Another thing to think about is the temperature of your artificial lighting - how warm or cool it is. Light temperature is measured in Kelvin (K); the warmer the light the lower the Kelvin and the cooler the light the higher the Kelvin. To give you an idea of what that even means, direct sunlight is 4800K. But bring that level of Kelvin inside with an LED bulb and it looks blue. Incandescent bulbs should not even be on your radar, but they clock in around 2800K - they produce very yellow light. White to slightly warm artificial lighting looks the best in homes (contemporary homes look good with whiter light, while traditional residences tend to need slightly warmer light). It's a good idea to buy a few different bulb colors and try them out in your house to see what you respond to best.
Adding a contrasting or darker element to a light room makes the rest of the room feel brighter while adding comfort or coziness to the space. The contrast actually emphasizes the lightness, rather than making it fade. It seems counterintuative, but look at what top designers are doing (Pinterest) and you'll see it over and over. In the kitchen above, the dark of the floor, cabinets, and ceiling really set off the white of the rest of the space, grounding it while making the room feel expansive. You can look out onto the garden (and feel connected) from a comfortable place of shelter.
3. VISUAL SPACE
Visual clutter, whether it is too much on the walls or too many patterns, leaves your eye bouncing from thing to thing with no where to rest. It can subconsciously make you feel anxious or uneasy. When you intentionally make space in your home for your eye to rest, you feel calmer and your home feels cleaner. This doesn't mean making things boring! It means that you create a focal point (so your eye knows where to go) and allow the rest of the design to showcase and support it.
The Japanese do this very well. After visiting Japan and seeing how visual space allows you to appreciate more subtle beauty - like shadows on the floor - I applied this principle in our home. I planned for specific walls to be bare to allow us mental space. With less inside to distract us, the view has become our art. My favorite spot is our breakfast nook where I can see the light and shadow shift and change throughout the day.

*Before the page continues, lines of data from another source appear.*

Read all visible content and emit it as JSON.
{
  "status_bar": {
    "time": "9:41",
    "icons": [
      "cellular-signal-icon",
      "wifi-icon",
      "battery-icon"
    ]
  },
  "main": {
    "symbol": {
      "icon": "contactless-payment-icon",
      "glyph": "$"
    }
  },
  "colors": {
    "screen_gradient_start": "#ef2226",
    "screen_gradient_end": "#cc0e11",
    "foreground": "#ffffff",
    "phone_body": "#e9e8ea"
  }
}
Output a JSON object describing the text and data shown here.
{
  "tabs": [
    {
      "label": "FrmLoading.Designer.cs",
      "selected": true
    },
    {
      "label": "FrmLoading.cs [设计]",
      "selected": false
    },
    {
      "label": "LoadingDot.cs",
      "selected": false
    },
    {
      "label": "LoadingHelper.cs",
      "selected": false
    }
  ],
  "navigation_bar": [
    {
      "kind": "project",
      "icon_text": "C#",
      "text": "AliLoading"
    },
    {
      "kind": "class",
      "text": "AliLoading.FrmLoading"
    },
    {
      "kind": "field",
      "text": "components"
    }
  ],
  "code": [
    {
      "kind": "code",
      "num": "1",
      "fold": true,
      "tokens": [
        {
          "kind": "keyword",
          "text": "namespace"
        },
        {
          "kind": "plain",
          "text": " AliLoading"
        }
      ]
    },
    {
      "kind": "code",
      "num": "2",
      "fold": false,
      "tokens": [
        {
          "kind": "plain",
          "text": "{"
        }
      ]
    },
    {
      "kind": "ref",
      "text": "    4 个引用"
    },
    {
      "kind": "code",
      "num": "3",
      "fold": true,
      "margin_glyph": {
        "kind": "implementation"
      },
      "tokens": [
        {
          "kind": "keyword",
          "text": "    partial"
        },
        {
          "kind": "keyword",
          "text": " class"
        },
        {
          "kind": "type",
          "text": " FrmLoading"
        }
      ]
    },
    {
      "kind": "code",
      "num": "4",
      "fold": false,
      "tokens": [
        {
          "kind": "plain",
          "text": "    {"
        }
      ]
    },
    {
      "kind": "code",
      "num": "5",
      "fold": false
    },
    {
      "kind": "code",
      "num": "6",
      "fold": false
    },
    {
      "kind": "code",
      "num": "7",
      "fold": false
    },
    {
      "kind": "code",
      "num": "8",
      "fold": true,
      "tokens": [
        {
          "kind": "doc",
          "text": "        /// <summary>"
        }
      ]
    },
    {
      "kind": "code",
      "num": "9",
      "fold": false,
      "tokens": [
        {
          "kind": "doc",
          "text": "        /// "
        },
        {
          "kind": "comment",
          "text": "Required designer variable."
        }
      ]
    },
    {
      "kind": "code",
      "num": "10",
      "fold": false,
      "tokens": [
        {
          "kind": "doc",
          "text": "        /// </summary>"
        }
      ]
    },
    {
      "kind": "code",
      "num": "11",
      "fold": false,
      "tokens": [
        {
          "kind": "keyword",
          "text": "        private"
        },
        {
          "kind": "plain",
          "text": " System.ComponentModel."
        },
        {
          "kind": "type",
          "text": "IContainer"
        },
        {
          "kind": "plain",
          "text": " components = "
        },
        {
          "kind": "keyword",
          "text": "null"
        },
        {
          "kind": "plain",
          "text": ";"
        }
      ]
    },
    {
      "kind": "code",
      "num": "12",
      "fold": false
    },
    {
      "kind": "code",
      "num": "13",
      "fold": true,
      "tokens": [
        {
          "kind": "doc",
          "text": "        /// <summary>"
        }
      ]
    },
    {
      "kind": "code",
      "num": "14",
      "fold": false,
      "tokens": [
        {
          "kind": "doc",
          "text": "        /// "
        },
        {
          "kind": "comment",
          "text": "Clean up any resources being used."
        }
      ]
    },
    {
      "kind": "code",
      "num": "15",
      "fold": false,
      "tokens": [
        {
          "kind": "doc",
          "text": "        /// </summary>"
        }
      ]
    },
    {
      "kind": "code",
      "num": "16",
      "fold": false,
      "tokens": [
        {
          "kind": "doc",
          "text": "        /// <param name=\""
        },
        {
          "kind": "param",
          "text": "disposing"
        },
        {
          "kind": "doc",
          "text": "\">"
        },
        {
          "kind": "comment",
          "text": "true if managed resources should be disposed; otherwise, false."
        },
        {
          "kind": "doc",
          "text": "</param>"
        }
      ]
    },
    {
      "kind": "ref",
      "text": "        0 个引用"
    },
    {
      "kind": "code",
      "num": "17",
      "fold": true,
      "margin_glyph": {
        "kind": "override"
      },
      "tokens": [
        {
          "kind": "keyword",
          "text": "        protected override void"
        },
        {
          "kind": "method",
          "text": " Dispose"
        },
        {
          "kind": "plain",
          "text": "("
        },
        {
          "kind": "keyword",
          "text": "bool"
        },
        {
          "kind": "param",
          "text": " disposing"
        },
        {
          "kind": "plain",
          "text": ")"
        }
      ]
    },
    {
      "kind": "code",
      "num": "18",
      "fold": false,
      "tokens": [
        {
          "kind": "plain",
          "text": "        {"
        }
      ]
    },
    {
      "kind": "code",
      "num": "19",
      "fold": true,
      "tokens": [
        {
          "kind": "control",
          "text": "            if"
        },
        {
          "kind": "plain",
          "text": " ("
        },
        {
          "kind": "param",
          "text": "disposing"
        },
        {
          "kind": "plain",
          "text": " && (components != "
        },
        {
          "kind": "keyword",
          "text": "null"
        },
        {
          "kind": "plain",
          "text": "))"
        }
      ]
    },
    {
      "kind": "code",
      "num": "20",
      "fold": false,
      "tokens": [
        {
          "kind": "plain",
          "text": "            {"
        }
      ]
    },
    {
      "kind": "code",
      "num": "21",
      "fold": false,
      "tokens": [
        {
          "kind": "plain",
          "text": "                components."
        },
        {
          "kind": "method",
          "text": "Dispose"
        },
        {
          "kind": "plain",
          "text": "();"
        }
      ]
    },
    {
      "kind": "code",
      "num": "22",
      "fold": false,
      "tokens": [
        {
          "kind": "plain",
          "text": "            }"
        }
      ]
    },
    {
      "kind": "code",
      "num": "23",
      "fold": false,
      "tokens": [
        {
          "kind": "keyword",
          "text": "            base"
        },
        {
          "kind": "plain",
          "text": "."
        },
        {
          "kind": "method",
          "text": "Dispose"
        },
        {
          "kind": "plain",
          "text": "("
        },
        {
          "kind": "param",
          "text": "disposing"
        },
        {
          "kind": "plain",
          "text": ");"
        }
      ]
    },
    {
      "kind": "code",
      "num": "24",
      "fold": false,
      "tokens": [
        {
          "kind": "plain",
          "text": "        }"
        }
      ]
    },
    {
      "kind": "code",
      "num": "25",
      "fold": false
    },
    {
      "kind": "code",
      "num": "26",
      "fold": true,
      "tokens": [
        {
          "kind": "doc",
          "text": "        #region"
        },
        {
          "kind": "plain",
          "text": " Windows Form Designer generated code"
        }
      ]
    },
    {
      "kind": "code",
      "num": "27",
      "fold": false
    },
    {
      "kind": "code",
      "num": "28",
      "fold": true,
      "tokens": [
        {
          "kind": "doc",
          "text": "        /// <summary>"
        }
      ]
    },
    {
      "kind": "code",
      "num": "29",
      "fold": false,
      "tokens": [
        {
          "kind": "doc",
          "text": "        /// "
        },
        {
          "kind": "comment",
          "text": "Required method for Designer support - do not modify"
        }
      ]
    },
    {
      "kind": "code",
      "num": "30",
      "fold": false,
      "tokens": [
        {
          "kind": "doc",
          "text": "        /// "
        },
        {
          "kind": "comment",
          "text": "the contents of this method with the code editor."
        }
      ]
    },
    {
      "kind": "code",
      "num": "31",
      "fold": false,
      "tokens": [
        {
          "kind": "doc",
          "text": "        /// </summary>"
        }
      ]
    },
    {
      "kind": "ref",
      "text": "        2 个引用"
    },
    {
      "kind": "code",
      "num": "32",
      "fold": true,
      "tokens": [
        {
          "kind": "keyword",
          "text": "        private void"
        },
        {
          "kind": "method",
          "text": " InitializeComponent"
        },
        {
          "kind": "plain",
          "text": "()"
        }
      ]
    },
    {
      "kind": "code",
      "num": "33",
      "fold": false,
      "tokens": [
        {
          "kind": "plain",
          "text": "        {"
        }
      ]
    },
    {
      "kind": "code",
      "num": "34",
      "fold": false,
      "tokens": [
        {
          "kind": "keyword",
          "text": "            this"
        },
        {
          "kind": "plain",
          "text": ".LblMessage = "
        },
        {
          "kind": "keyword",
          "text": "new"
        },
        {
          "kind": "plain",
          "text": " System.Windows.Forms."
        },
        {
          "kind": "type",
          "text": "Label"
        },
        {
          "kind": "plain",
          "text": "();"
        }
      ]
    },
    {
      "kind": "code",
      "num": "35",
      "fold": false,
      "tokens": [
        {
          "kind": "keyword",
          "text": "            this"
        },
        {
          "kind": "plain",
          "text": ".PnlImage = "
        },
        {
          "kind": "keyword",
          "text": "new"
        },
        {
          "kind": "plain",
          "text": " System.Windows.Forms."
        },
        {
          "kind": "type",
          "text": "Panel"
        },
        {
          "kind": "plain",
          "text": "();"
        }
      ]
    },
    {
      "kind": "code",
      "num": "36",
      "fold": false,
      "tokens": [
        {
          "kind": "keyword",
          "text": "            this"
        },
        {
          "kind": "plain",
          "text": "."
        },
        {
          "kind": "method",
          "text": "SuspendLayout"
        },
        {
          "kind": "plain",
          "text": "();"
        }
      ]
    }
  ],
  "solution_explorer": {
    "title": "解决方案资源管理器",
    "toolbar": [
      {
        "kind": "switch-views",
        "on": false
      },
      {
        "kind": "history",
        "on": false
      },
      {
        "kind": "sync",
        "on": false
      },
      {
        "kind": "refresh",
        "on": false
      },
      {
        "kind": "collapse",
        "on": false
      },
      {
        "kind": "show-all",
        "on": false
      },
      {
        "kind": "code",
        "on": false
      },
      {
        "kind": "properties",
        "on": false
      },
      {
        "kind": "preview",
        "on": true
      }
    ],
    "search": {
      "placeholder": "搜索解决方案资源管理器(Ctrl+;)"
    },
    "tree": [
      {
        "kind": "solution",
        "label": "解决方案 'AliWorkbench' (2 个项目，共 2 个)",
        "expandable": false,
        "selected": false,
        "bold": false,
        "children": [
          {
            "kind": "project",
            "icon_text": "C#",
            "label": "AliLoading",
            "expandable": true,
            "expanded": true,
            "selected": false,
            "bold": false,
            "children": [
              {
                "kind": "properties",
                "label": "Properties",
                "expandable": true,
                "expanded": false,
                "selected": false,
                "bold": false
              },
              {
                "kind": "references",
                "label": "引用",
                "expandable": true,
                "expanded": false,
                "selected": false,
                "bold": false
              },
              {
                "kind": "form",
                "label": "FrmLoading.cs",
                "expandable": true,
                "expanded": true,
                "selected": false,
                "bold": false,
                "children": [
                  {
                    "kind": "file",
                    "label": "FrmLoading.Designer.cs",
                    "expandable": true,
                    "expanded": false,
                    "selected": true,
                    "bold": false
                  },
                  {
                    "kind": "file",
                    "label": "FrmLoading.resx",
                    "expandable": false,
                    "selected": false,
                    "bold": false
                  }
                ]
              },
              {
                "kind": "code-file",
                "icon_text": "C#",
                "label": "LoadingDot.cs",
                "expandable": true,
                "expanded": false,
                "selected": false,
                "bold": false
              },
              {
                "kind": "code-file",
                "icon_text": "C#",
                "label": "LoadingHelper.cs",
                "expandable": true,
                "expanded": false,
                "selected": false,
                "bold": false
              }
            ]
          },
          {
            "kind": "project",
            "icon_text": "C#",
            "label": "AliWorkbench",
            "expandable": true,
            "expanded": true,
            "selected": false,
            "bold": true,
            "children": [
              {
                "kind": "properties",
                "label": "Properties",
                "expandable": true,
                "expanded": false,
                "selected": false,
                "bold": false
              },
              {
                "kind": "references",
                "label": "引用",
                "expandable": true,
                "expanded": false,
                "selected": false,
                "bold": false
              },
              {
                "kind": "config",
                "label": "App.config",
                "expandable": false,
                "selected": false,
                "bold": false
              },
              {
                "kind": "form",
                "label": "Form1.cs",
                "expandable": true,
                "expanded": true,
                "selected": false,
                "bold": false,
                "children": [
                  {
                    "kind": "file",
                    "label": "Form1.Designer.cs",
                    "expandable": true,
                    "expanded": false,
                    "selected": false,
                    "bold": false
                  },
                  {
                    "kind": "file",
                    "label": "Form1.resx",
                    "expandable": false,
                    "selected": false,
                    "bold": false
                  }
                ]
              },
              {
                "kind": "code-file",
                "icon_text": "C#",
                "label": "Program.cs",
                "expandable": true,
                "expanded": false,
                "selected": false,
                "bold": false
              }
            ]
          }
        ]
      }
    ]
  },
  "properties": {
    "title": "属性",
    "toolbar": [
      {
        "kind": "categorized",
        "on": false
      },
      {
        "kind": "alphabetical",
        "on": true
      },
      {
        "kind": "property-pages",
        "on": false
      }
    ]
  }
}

Texture is a designer's best friend. It can take your home from boring to spectacular very quickly; it's what brings warmth and dimension to a space. Think brick walls, wood beams, dimensional tile, decorative moldings, handmade ceramics, leather vs cotton vs rattan... Add several different textures in your home that capture your interest and enliven your senses. Sounds weird, but I know when I've made a good material selection for a home when everyone wants to touch it. Interesting texture draws us in; we can't help ourselves. A lack of texture sends us the other way - spaces without texture feel cold (not enough texture is why some contemporary design is seen as sterile).
The type of texture you use sets the scene for where you are. Imagine a farmhouse. What kind of fabrics are on the bed? What type of dishes are used? I'm thinking checked cotton, plain muslin or linen, maybe some matte ceramic or tin dishes. Now think of an apartment in New York. What would it look like? Exposed brick walls, shiny chrome fixtures, polished porcelain dishes. Completely different textures give a completely different sense of place. And the textures in your home can be any color. You can stick with a light color scheme or vary the colors, both need great texture.